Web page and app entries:
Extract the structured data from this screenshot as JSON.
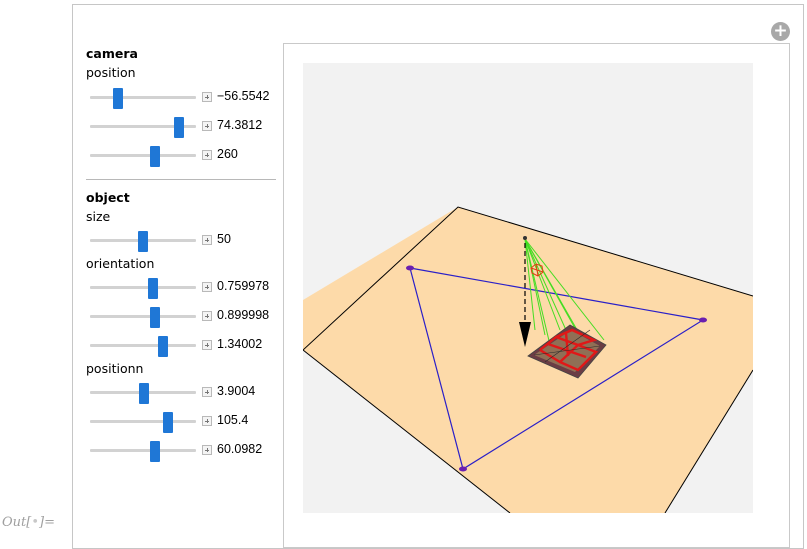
{
  "camera": {
    "title": "camera",
    "position_label": "position",
    "sliders": [
      {
        "value": "−56.5542",
        "fraction": 0.24
      },
      {
        "value": "74.3812",
        "fraction": 0.87
      },
      {
        "value": "260",
        "fraction": 0.63
      }
    ]
  },
  "object": {
    "title": "object",
    "size_label": "size",
    "size_slider": {
      "value": "50",
      "fraction": 0.5
    },
    "orientation_label": "orientation",
    "orientation_sliders": [
      {
        "value": "0.759978",
        "fraction": 0.6
      },
      {
        "value": "0.899998",
        "fraction": 0.63
      },
      {
        "value": "1.34002",
        "fraction": 0.71
      }
    ],
    "positionn_label": "positionn",
    "positionn_sliders": [
      {
        "value": "3.9004",
        "fraction": 0.51
      },
      {
        "value": "105.4",
        "fraction": 0.76
      },
      {
        "value": "60.0982",
        "fraction": 0.63
      }
    ]
  },
  "output": {
    "prefix": "Out[",
    "suffix": "]="
  },
  "colors": {
    "slider_thumb": "#1f77d6",
    "floor": "#fddaa9",
    "triangle": "#2a1fc8",
    "rays": "#44dd22",
    "object_lines": "#e01818"
  },
  "icons": {
    "add": "circle-plus-icon",
    "slider_plus": "plus-square-icon"
  }
}
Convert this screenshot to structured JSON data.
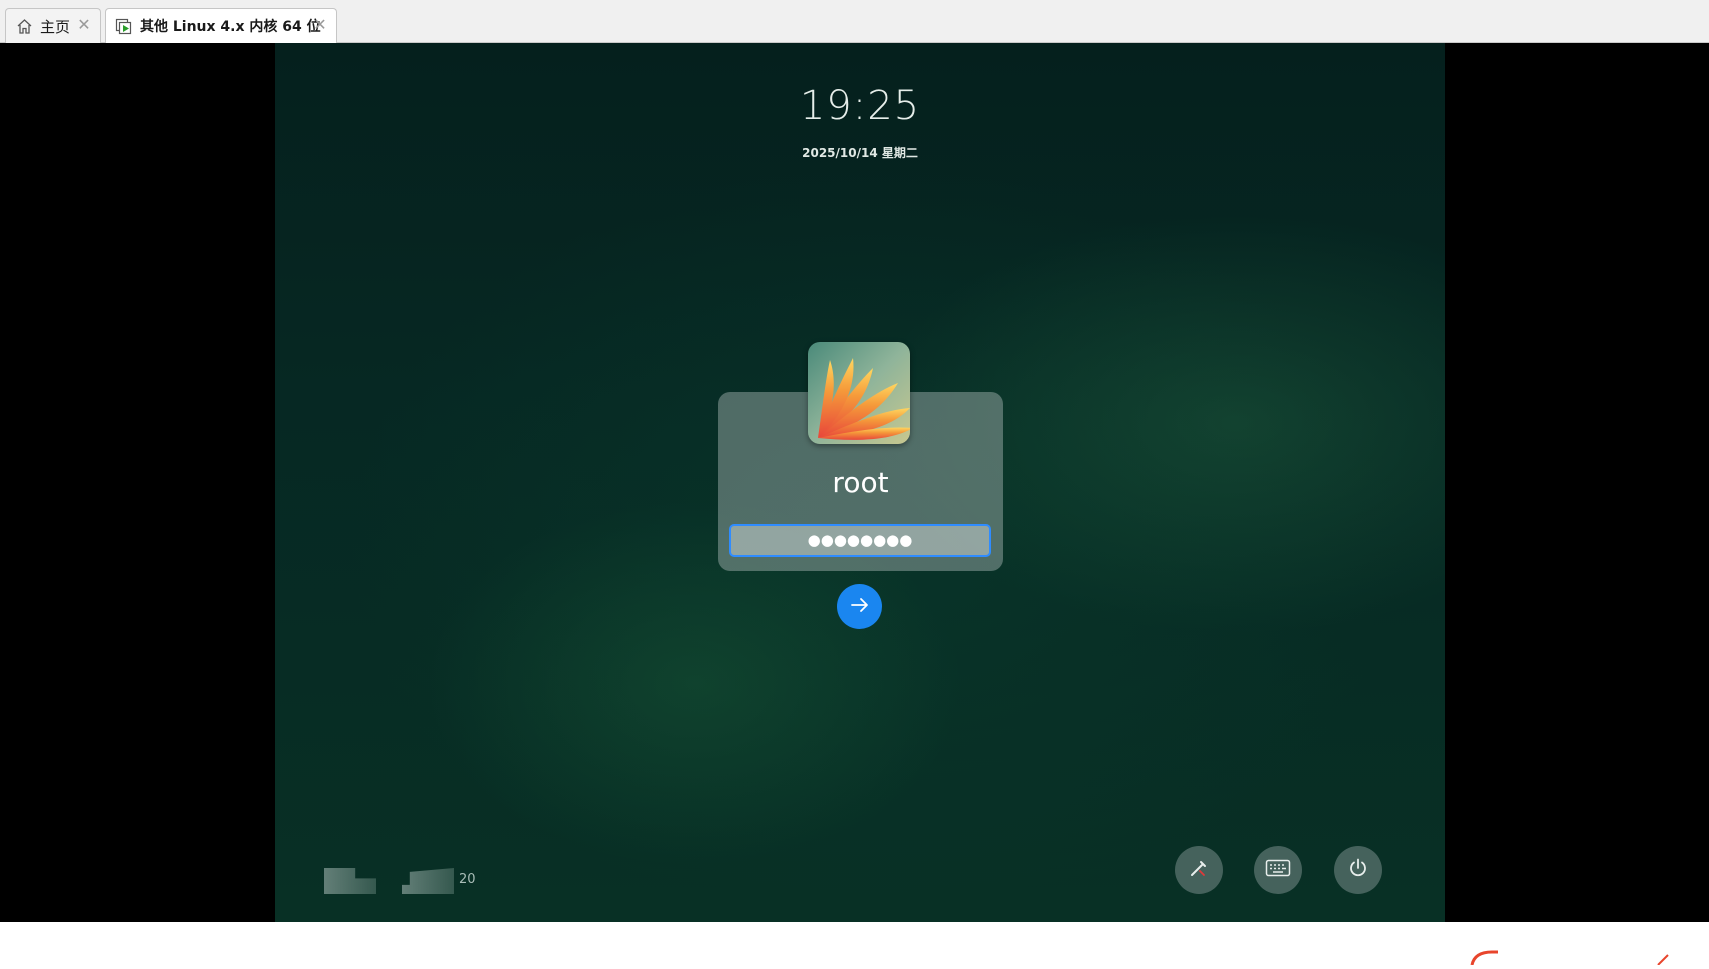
{
  "tabs": [
    {
      "label": "主页",
      "icon": "home-icon",
      "active": false
    },
    {
      "label": "其他 Linux 4.x 内核 64 位",
      "icon": "vm-play-icon",
      "active": true
    }
  ],
  "lock_screen": {
    "time": "19:25",
    "date": "2025/10/14 星期二",
    "username": "root",
    "password_mask": "●●●●●●●●",
    "tray_number": "20"
  },
  "colors": {
    "accent": "#1a86f0",
    "input_border": "#2f8cff",
    "background": "#062823"
  },
  "icons": {
    "submit": "arrow-right-icon",
    "pen": "pen-icon",
    "keyboard": "keyboard-icon",
    "power": "power-icon"
  }
}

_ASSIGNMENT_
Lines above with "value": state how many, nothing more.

_ANSWER BELOW_
10